What you are asked to do: Look through the lines below and copy each one that includes "this".

Input data:
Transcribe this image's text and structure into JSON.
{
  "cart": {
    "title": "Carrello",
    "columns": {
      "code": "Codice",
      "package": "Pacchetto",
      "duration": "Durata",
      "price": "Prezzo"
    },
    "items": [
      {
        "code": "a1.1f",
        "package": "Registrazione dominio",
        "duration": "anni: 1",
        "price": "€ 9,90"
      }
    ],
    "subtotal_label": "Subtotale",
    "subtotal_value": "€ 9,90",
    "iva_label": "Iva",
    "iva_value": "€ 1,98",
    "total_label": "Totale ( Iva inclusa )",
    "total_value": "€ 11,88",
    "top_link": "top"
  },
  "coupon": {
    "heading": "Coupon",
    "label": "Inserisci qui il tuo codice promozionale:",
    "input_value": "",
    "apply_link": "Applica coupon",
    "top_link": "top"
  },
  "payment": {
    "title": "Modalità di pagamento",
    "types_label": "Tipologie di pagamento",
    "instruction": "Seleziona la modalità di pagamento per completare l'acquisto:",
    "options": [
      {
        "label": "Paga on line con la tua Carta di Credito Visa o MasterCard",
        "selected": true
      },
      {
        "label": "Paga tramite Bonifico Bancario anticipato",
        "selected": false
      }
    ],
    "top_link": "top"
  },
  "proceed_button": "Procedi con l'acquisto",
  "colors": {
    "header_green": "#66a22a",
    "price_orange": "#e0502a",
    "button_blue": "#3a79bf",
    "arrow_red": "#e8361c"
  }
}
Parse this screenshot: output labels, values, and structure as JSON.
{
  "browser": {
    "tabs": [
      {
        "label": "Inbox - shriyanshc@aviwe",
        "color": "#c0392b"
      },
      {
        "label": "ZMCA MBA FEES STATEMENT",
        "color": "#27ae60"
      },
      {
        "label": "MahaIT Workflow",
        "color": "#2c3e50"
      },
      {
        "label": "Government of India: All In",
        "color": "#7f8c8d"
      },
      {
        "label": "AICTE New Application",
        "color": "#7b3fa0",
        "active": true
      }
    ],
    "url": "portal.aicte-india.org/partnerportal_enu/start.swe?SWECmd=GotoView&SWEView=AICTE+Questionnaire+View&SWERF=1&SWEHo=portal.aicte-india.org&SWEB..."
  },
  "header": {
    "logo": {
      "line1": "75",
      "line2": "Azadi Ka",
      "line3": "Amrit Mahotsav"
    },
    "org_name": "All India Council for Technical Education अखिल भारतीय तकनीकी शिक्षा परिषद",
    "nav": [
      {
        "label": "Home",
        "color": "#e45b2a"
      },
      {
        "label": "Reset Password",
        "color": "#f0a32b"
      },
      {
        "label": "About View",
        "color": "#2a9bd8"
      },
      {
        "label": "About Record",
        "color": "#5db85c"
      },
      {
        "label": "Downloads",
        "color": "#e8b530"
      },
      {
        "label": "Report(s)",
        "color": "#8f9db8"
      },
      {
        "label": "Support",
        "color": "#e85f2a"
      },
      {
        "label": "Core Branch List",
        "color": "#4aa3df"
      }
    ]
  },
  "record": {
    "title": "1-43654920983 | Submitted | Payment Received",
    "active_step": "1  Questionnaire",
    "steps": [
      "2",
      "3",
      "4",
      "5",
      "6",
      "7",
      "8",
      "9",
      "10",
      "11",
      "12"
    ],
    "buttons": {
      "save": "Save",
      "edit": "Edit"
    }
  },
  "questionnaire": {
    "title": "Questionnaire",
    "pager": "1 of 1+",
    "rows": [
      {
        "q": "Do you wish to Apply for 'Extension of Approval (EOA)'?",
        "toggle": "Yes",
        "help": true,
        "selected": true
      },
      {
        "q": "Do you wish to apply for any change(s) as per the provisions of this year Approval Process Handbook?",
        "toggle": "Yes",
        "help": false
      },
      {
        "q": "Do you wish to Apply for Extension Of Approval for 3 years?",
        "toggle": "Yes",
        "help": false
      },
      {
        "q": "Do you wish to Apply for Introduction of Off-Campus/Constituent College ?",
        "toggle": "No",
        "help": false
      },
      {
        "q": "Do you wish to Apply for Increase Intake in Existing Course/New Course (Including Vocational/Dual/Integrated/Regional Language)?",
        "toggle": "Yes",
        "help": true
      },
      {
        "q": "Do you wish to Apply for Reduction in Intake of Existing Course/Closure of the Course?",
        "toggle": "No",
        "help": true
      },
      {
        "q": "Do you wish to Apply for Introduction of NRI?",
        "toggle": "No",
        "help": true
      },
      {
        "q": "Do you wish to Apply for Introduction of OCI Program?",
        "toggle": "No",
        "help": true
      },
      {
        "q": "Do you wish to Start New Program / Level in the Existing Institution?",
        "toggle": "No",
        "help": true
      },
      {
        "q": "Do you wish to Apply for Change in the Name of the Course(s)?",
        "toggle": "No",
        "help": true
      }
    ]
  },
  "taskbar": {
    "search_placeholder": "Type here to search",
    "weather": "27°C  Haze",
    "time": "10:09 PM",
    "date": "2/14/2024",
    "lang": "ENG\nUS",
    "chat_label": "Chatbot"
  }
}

Answer to the problem:
Transcribe this image's text and structure into JSON.
Parse this screenshot: output labels, values, and structure as JSON.
        "q": "Do you wish to apply for any change(s) as per the provisions of this year Approval Process Handbook?",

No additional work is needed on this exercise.